- Acknowledge systemic discrimination in policing
- Collect data to identify the many circumstances where racial profiling occurs
- Enact policies and procedures to eliminate discrimination
- Encourage independent monitoring and accountability
- And discipline officers who engage in discrimination.
These are the steps I’m urging you to take today. I encourage you to re-conceptualize your idea of community policing. Holding meetings is not enough – you also need ongoing, frequent and meaningful dialogue between officers specifically attached to specific areas and the residents who live in them. Ideally, these officers would reflect the communities they serve.
This will require targeted recruitment of racialized and Indigenous officers. In this way, crime prevention would be centered around partnerships with the community and shared goals. While community consultation is important, it does not replace actively reassessing core policing activities that result in the kind of disproportions we see in the data report.
So beyond the steps the OPS is proposing, it needs to dig deeper to examine itself and reassess its activities.
For the required systemic change to happen, it is important that police services don’t focus their efforts on denying racial profiling and managing community expectations. Instead, they must publicly commit to changing their practices, developing a human rights organization change plan, and then doing the hard work required to make that happen.
Accountability throughout the system
Police services can only succeed if they have the support and the trust of the communities they serve. The Data Collection Project provides evidence of inequitable practices that are likely eroding that trust. As members of the Ottawa Police Services Board, you are in the position to put a vision in place for respecting human rights – and to hold officers accountable when they are not respected.
At the board level, I call on you to mandate human rights-based data collection, like the traffic stop data, to measure and evaluate the extent to which the OPS is meeting its human rights obligations. It is critical for the Board to set up an independent monitoring committee to look at the OPS’s compliance with its policy on racial profiling, and evaluate the OPS’s progress as a measure over time.
I call on you to take corrective action to address systemic discrimination. Pursuing accountability is not about placing blame.
Powerful institutions must accept responsibility when things go wrong – this is a key way to rebuild trust and make our communities safer.
Accountability – Sjaarda
I’m not asking for anything new here. The OPS has a history as a leader in collecting human rights-based data to build accountability.
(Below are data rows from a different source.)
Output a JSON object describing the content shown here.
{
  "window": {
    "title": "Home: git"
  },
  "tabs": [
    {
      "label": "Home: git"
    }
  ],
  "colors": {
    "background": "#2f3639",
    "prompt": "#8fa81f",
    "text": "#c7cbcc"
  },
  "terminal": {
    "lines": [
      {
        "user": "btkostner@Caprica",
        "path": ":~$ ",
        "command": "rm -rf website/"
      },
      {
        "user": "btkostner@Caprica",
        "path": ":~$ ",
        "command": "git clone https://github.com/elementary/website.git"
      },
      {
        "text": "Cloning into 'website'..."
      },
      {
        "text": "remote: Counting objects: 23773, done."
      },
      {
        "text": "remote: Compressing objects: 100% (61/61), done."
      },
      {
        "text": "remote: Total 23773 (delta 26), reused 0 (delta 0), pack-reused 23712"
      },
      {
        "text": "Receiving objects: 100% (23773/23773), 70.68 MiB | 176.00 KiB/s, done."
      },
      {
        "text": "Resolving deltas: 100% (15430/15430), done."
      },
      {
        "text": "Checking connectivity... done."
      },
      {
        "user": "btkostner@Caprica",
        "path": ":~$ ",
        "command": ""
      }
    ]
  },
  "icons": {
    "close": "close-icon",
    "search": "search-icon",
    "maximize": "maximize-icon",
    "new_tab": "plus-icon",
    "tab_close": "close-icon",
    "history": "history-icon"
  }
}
For example, also on the agenda today is discussion of data collected as part a human rights settlement relating to gender equity in the service.
We were pleased to see that the OPS has conducted a gender audit which re-affirmed that it has work to do to improve women’s equality in the OPS and identified areas of particular concern. Gender audits and similar initiatives allow organizations to determine if there are systemic barriers affecting Code-protected groups and to identify what they are.
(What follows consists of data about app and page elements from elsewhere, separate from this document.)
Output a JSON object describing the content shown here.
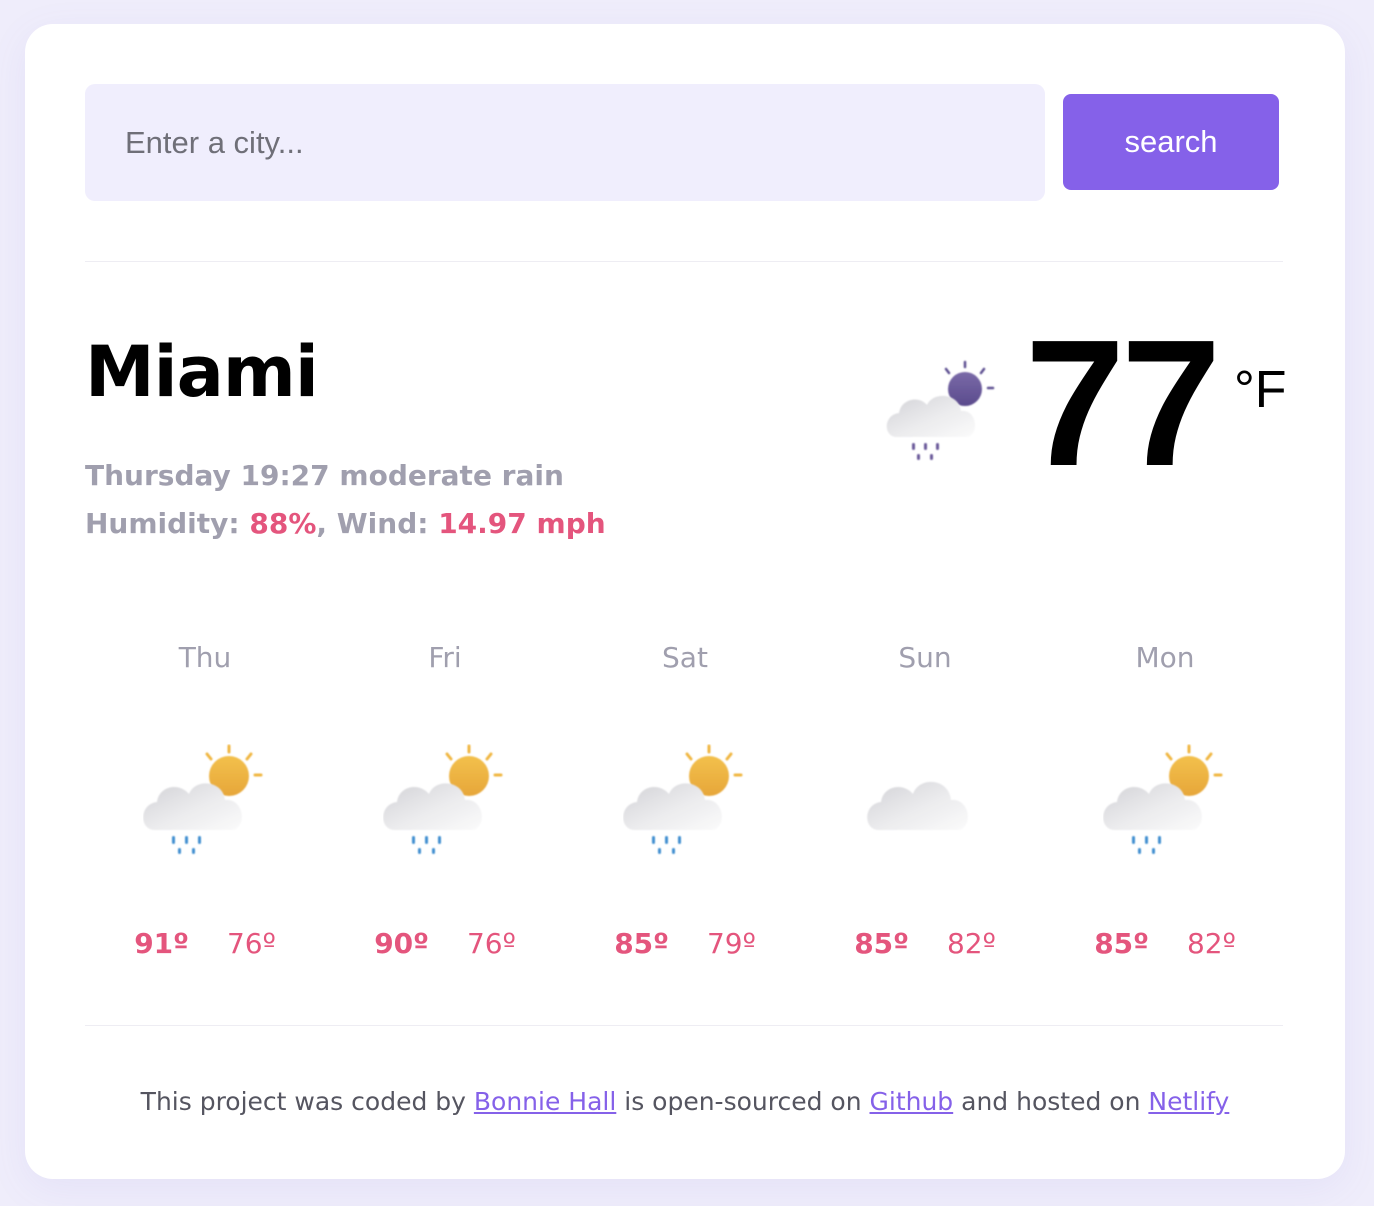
{
  "search": {
    "placeholder": "Enter a city...",
    "button_label": "search"
  },
  "current": {
    "city": "Miami",
    "day_time": "Thursday 19:27",
    "description": "moderate rain",
    "humidity_label": "Humidity: ",
    "humidity_value": "88%",
    "wind_label": ", Wind: ",
    "wind_value": "14.97 mph",
    "temperature": "77",
    "unit": "°F",
    "icon": "rain-night-icon"
  },
  "forecast": [
    {
      "day": "Thu",
      "max": "91º",
      "min": "76º",
      "icon": "rain-sun-icon"
    },
    {
      "day": "Fri",
      "max": "90º",
      "min": "76º",
      "icon": "rain-sun-icon"
    },
    {
      "day": "Sat",
      "max": "85º",
      "min": "79º",
      "icon": "rain-sun-icon"
    },
    {
      "day": "Sun",
      "max": "85º",
      "min": "82º",
      "icon": "cloud-icon"
    },
    {
      "day": "Mon",
      "max": "85º",
      "min": "82º",
      "icon": "rain-sun-icon"
    }
  ],
  "footer": {
    "text_1": "This project was coded by ",
    "author_link": "Bonnie Hall",
    "text_2": " is open-sourced on ",
    "github_link": "Github",
    "text_3": " and hosted on ",
    "netlify_link": "Netlify"
  },
  "colors": {
    "accent": "#8561e9",
    "highlight": "#e4557d",
    "muted": "#a09fae",
    "input_bg": "#f0eefd",
    "page_bg": "#efedfb"
  }
}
Perhaps what we are most pleased about is how the OPS has acknowledged that it has systemic issues to address to ensure gender equality. The OPS has met the requirements of the first deadline in the Minutes of Settlement, and has made a clear commitment to fulfill the remaining requirements.
We call on the OPS to take the same steps in dealing with the Traffic Stop Data Report. We urge you to look beyond the numbers to the systemic issues that are clearly at play.We urge you to acknowledge and be accountable for your policies, procedures, and operations which are making it possible for racial profiling to happen. And we urge you to look at your organizational culture to make sure it is a culture of inclusion, not one of inadvertent exclusion.
The Commission is actively monitoring the steps that the Ottawa Police Service is taking to deal with the issues of racial profiling. As always, we would be happy to provide strategic advice to help you meet your legal obligation to provide non-discriminatory police services to the diverse community you serve.
It’s the least we can do for Chad Aiken and everyone else who has not enjoyed the same rights that all Ontarians are entitled to.